As pressure * volume is a constant value here (assuming no leaks, and no heating), the integration can also be omitted.

And that simplifies down to pressure * volume again.

Both ways of calculating it come back to the same solution. I use it in the "cubic centimetres * pressure in bar / 10" form because those are the units I most often use, and it saves converting to cubic metres and pascals.

It took me a while to get my head around the whole "If P*V is constant, how does compressing it add energy?". Thing is, it doesn't add energy to the air. The air still has the same amount of energy in it, but the thing is, you've created a "pressure gradient" for it to flow across, and when you talk about the "energy in the chamber", you talk about the amount of energy that can flow across that gradient.

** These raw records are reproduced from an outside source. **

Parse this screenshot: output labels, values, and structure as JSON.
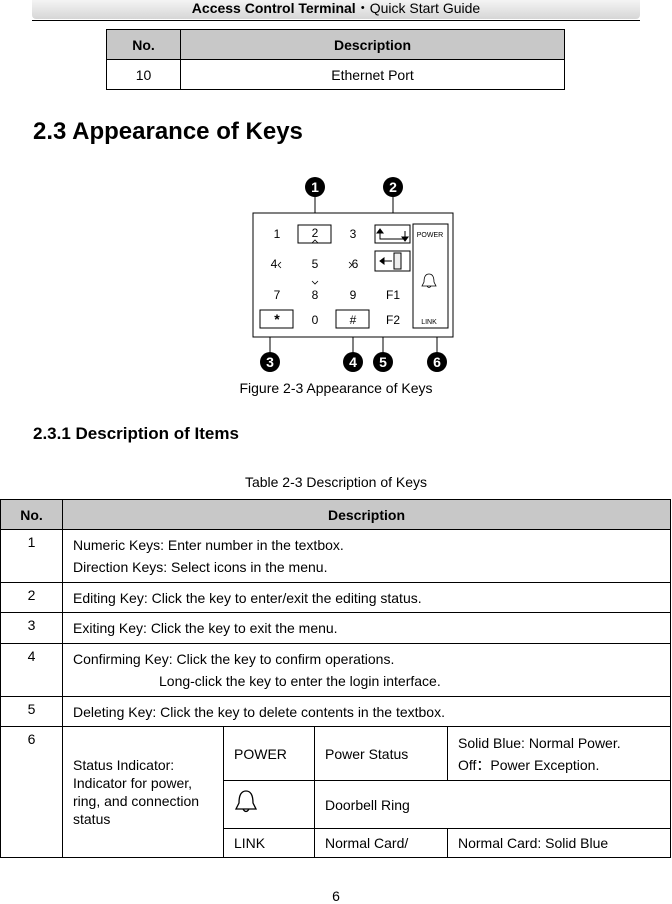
{
  "header": {
    "title_bold": "Access Control Terminal",
    "separator": "・",
    "title_regular": "Quick Start Guide"
  },
  "top_table": {
    "headers": [
      "No.",
      "Description"
    ],
    "rows": [
      {
        "no": "10",
        "description": "Ethernet Port"
      }
    ]
  },
  "section_heading": "2.3 Appearance of Keys",
  "figure": {
    "caption": "Figure 2-3 Appearance of Keys",
    "callouts": [
      "1",
      "2",
      "3",
      "4",
      "5",
      "6"
    ],
    "keys": {
      "row1": [
        "1",
        "2",
        "3"
      ],
      "row2": [
        "4",
        "5",
        "6"
      ],
      "row3": [
        "7",
        "8",
        "9",
        "F1"
      ],
      "row4": [
        "*",
        "0",
        "#",
        "F2"
      ],
      "power_label": "POWER",
      "link_label": "LINK"
    }
  },
  "subsection_heading": "2.3.1 Description of Items",
  "table_caption": "Table 2-3 Description of Keys",
  "keys_table": {
    "headers": [
      "No.",
      "Description"
    ],
    "rows": [
      {
        "no": "1",
        "lines": [
          "Numeric Keys: Enter number in the textbox.",
          "Direction Keys: Select icons in the menu."
        ]
      },
      {
        "no": "2",
        "lines": [
          "Editing Key: Click the key to enter/exit the editing status."
        ]
      },
      {
        "no": "3",
        "lines": [
          "Exiting Key: Click the key to exit the menu."
        ]
      },
      {
        "no": "4",
        "lines": [
          "Confirming Key: Click the key to confirm operations.",
          "Long-click the key to enter the login interface."
        ]
      },
      {
        "no": "5",
        "lines": [
          "Deleting Key: Click the key to delete contents in the textbox."
        ]
      },
      {
        "no": "6",
        "label": "Status Indicator: Indicator for power, ring, and connection status",
        "sub_rows": [
          {
            "indicator": "POWER",
            "name": "Power Status",
            "lines": [
              "Solid Blue: Normal Power.",
              "Off：Power Exception."
            ]
          },
          {
            "indicator_icon": "bell-icon",
            "name": "Doorbell Ring"
          },
          {
            "indicator": "LINK",
            "name": "Normal Card/",
            "lines": [
              "Normal Card: Solid Blue"
            ]
          }
        ]
      }
    ]
  },
  "page_number": "6"
}
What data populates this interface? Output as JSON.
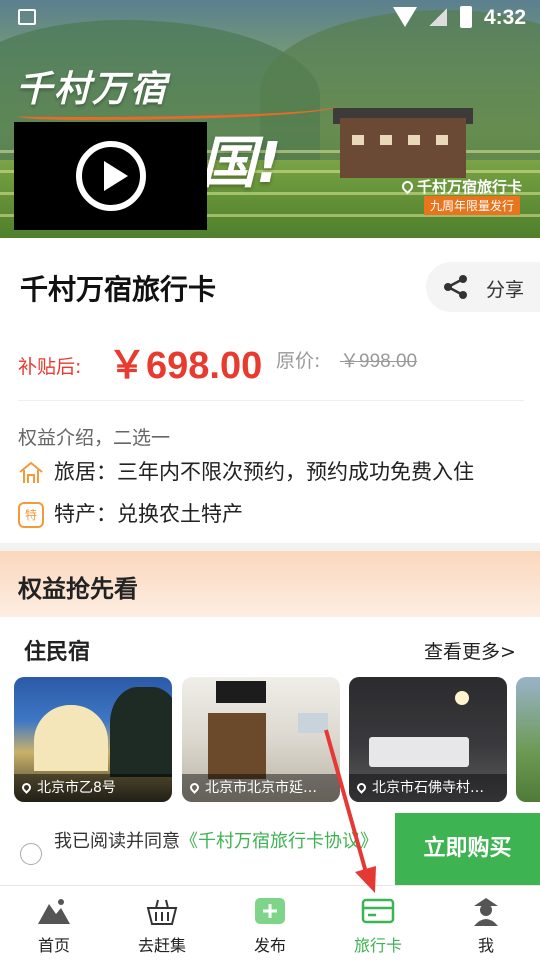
{
  "status_bar": {
    "time": "4:32"
  },
  "hero": {
    "logo": "千村万宿",
    "slogan_fragment": "国!",
    "tag": "千村万宿旅行卡",
    "badge": "九周年限量发行"
  },
  "product": {
    "title": "千村万宿旅行卡",
    "share_label": "分享",
    "subsidy_prefix": "补贴后:",
    "price": "￥698.00",
    "original_label": "原价:",
    "original_price": "￥998.00"
  },
  "benefits": {
    "heading": "权益介绍，二选一",
    "items": [
      {
        "label": "旅居：三年内不限次预约，预约成功免费入住",
        "icon": "house-icon"
      },
      {
        "label": "特产：兑换农土特产",
        "icon": "specialty-icon",
        "icon_text": "特"
      }
    ]
  },
  "section": {
    "title": "权益抢先看",
    "sub_title": "住民宿",
    "more": "查看更多>",
    "cards": [
      {
        "location": "北京市乙8号"
      },
      {
        "location": "北京市北京市延…"
      },
      {
        "location": "北京市石佛寺村…"
      }
    ]
  },
  "agreement": {
    "text": "我已阅读并同意",
    "link": "《千村万宿旅行卡协议》",
    "buy_label": "立即购买"
  },
  "nav": {
    "items": [
      {
        "label": "首页",
        "icon": "home-icon"
      },
      {
        "label": "去赶集",
        "icon": "basket-icon"
      },
      {
        "label": "发布",
        "icon": "plus-icon"
      },
      {
        "label": "旅行卡",
        "icon": "card-icon",
        "active": true
      },
      {
        "label": "我",
        "icon": "profile-icon"
      }
    ]
  },
  "colors": {
    "accent_green": "#3db351",
    "price_red": "#e83a2f",
    "orange": "#f39a3a"
  }
}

Weird this science stuff.
  • 0

Does that thing kinda look like a big cat to you?
User avatar
Ragnarok
Chief of Staff
Chief of Staff
 
Posts: 5339
Joined: Tue Dec 19, 2006 8:23 am
Location: The UK
Reputation: 8

Unread postAuthor: Hotwired » Thu Jan 24, 2008 10:45 am

Theres an interesting part in the page I linked where instead of E=PV...

vanesch wrote:In an ideal gas whose volume is V, the internal energy is (3/2)PV


Theres a useful page going under the title of Kinetic Molecular Theory that goes through it.

So instead of 9800J it's 14,700J of stored energy in DYI's cannon chamber of 2800cc @ 35 bar.
  • 0

User avatar
Hotwired
Lieutenant General
Lieutenant General
 
Posts: 2599
Joined: Fri Oct 13, 2006 5:51 am
Location: UK
Reputation: 0

Unread postAuthor: dewey-1 » Thu Jan 24, 2008 2:35 pm

--
  • 0

Last edited by dewey-1 on Sun Apr 20, 2008 10:46 am, edited 1 time in total.
User avatar
dewey-1
Major General
Major General
 
Posts: 1298
Joined: Wed Mar 28, 2007 10:24 am
Location: NE Wisconsin USA
Reputation: 0

Next

Return to Pneumatic Cannon Discussion

Who is online

Registered users: Bing [Bot], Google [Bot], Google Adsense [Bot], MSNbot Media, Yahoo [Bot]

Reputation System ©'